My fellow Americans, we address you tonight for one reason only: the President of the United States – having failed to get Mexico to pay for his ineffective, unnecessary border wall, and unable to convince the Congress or the American people to foot the bill – has shut down the government.
American democracy doesn’t work that way. We don’t govern by temper tantrum. No president should pound the table and demand he gets his way or else the government shuts down, hurting millions of Americans who are treated as leverage.
Tonight – and throughout this debate and his presidency – President Trump has appealed to fear, not facts. Division, not unity.
Make no mistake: Democrats and the President both want stronger border security. However, we sharply disagree with the President about the most effective way to do it.
So, how do we untangle this mess?
There is an obvious solution: separate the shutdown from the arguments over border security. There is bipartisan legislation – supported by Democrats and Republicans – to re-open government while allowing debate over border security to continue.
There is no excuse for hurting millions of Americans over a policy difference. Federal workers are about to miss a paycheck. Some families can’t get a mortgage to buy a new home. Farmers and small businesses won’t get loans they desperately need.
Most presidents have used Oval Office addresses for noble purposes. This president just used the backdrop of the Oval Office to manufacture a crisis, stoke fear, and divert attention from the turmoil in his Administration.
My fellow Americans, there is no challenge so great that our nation cannot rise to meet it. We can re-open the government AND continue to work through disagreements about policy. We can secure our border without an expensive, ineffective wall. And we can welcome legal immigrants and refugees without compromising safety and security.
The symbol of America should be the Statue of Liberty, not a thirty-foot wall.
So our suggestion is a simple one: Mr. President: re-open the government and we can work to resolve our differences over border security. But end this shutdown now.
Pelosi responds: “The president has chosen fear”
House Speaker Nancy Pelosi began the Democratic response, saying the president’s border wall campaign has been full of misinformation and even “malice.”
Pelosi said it’s “plain wrong” for the president to keep thousands of federal workers from pay.
Fact check: Number of Americans who have died from drugs
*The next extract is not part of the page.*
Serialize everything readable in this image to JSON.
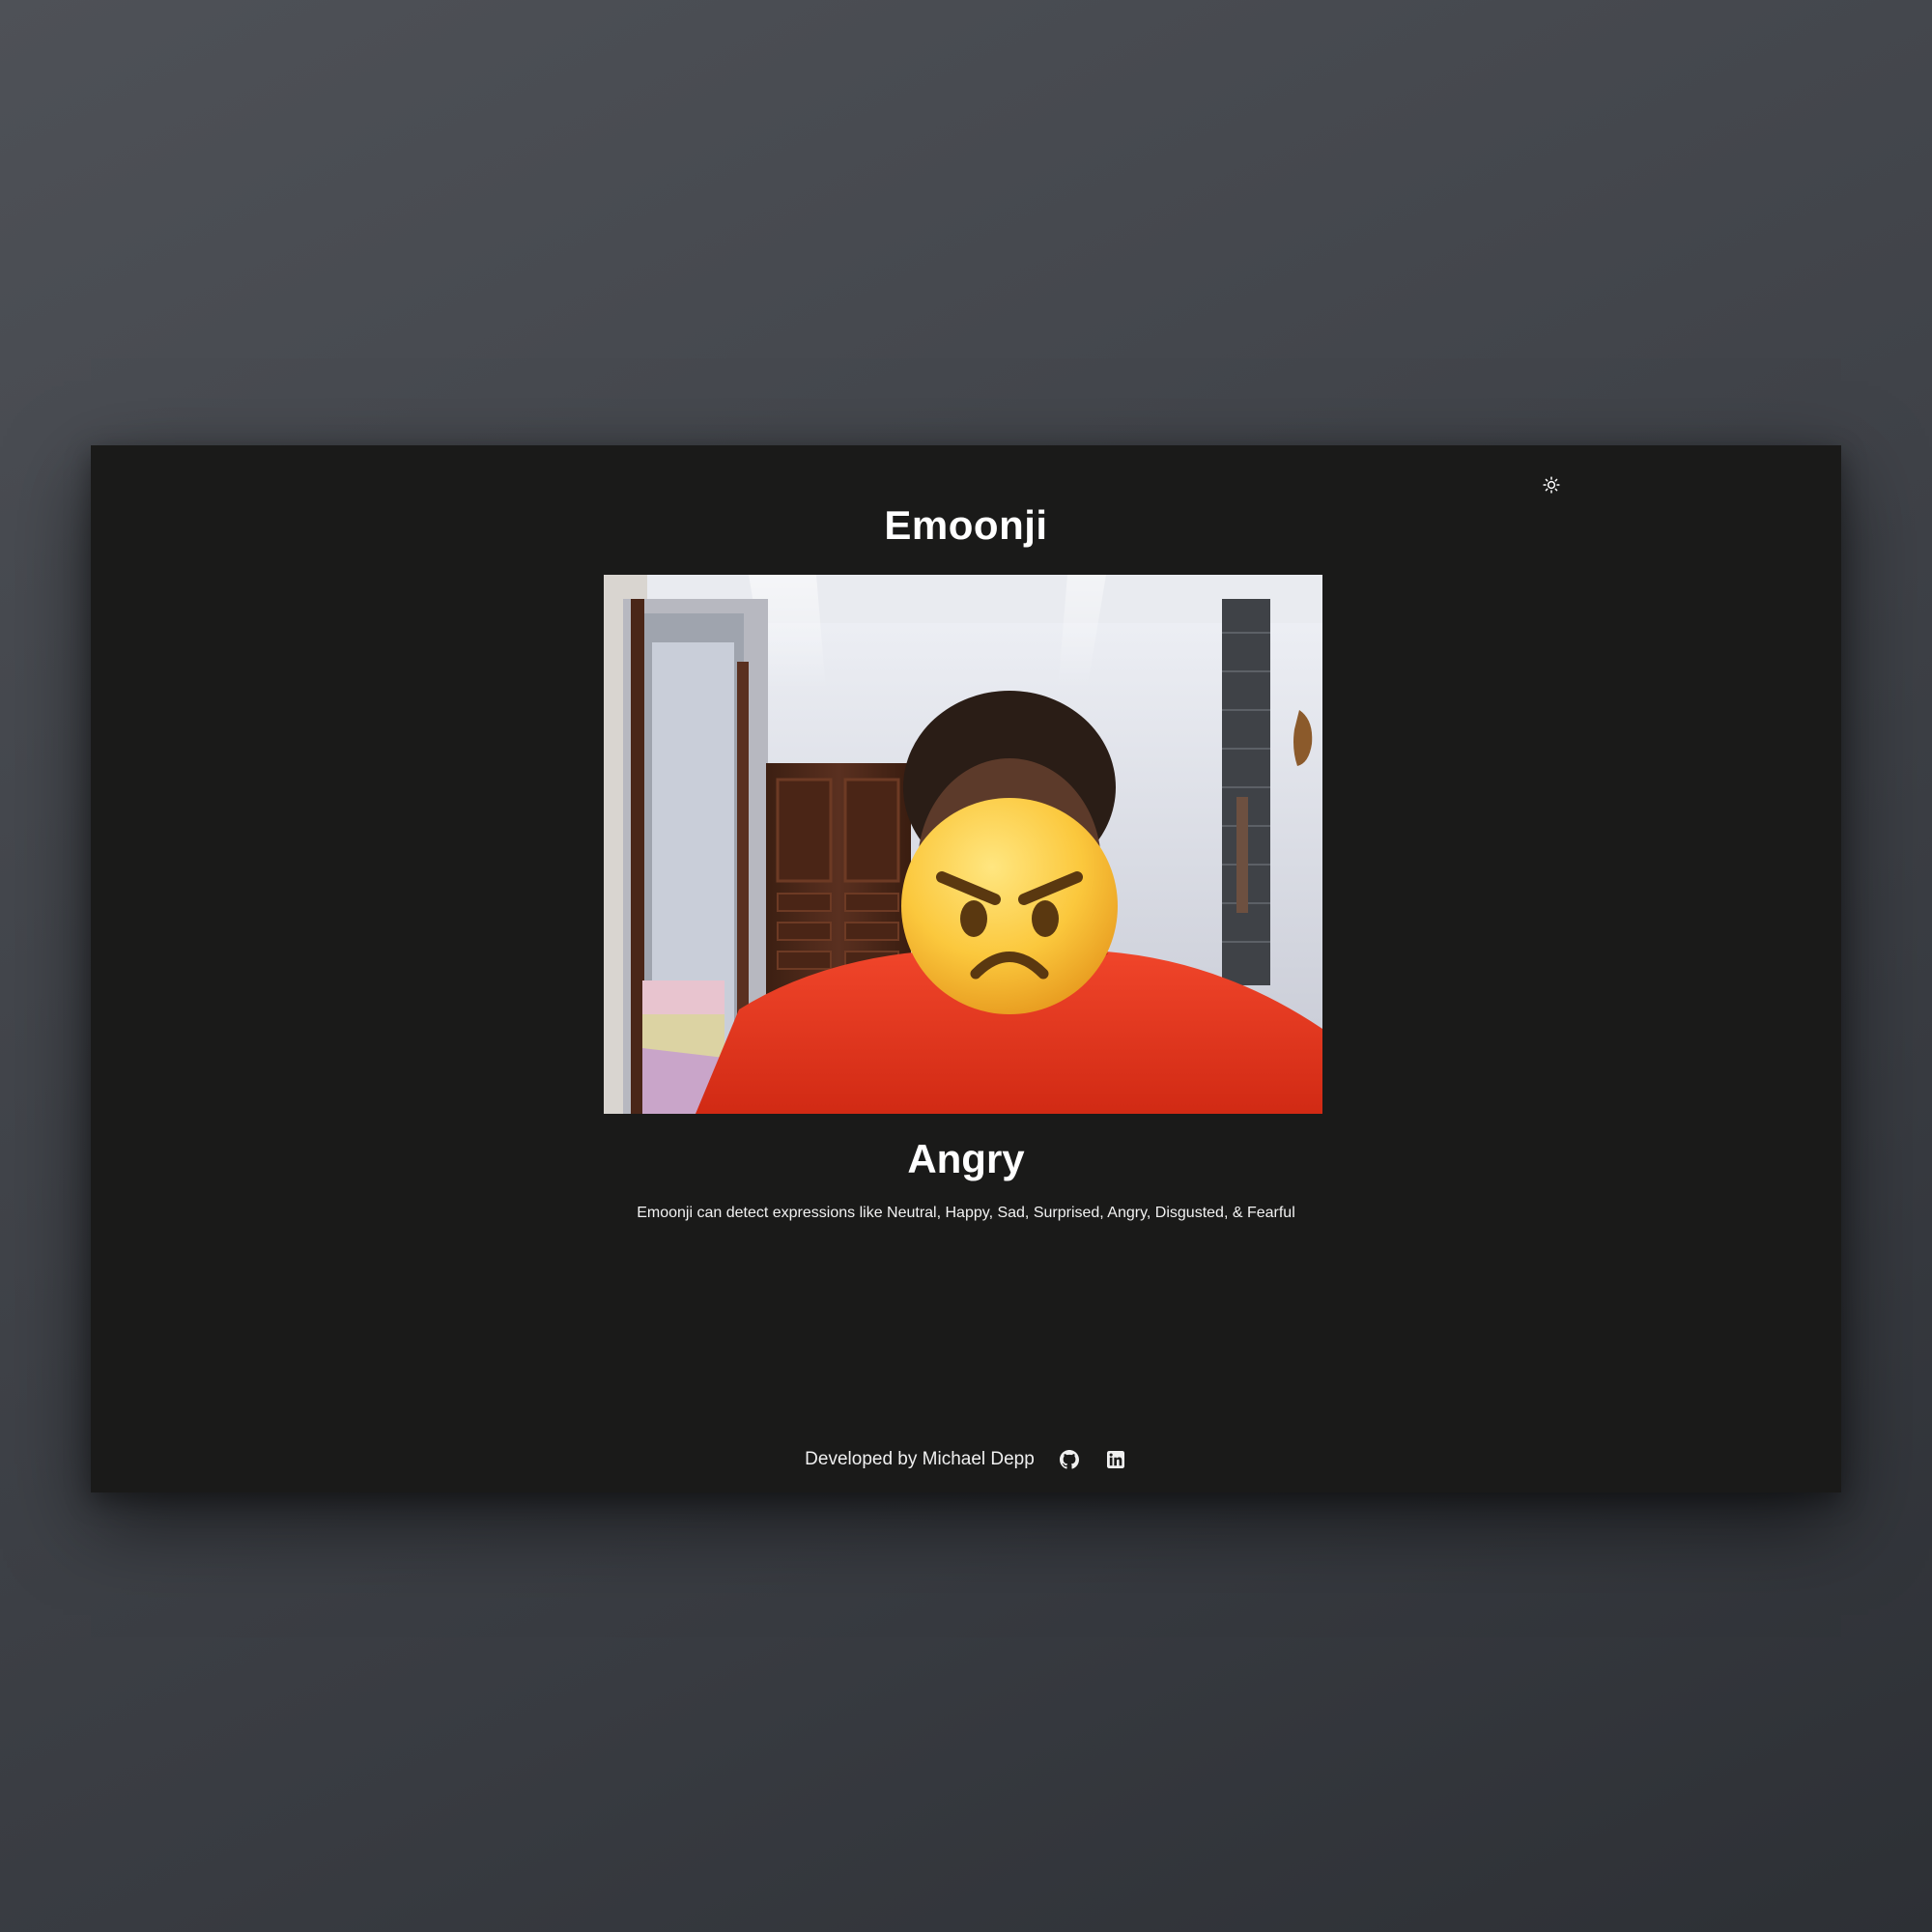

CLAIM: The president claimed more Americans die from drugs than were killed in the entire Vietnam War.
FACT: The Vietnam War claimed the lives of over 58,200 people. The Centers for Disease Control reported that over 72,000 people died due to drug overdoses in 2017. This figure includes illicit drugs and prescription opioids.
– CBS News’ Jack Turman
Fact check: Number of women sexually assaulted on trip to border
CLAIM: The president claimed one in three women have been sexually assaulted traveling to the border.
FACT: Between 60 percent and 80 percent of female migrants traveling through Mexico are raped along the way, Amnesty International estimates.
The president said Democrats have refused to acknowledge there is a crisis at the southern border, and that Democrats are the only reason the federal government remains closed.
Mr. Trump confirmed he has invited leaders from Capitol Hill to come to the White House Wednesday to negotiate further.
Trump lays out DHS needs
The president said the White House plan, at the request of the Department of Homeland Security, requests funding for technology, humanitarian needs, and $5.7 billion “for a physical barrier.”
The president said that “at the request of Democrats,” the barrier will be steel rather than a concrete wall.
But Democrats have made no such public proposal.
“A crisis of the heart, and a crisis of the soul”
The president also declared the situation at the border is a “humanitarian crisis.”
“A crisis of the heart, and a crisis of the soul,” the president said.
The president began his address by laying out what he declares is the threat of illegal immigration.
“All Americans,” Mr. Trump said, are hurt by illegal immigration.
The president, looking into the camera, rattled off crime statistics related to illegal immigrants.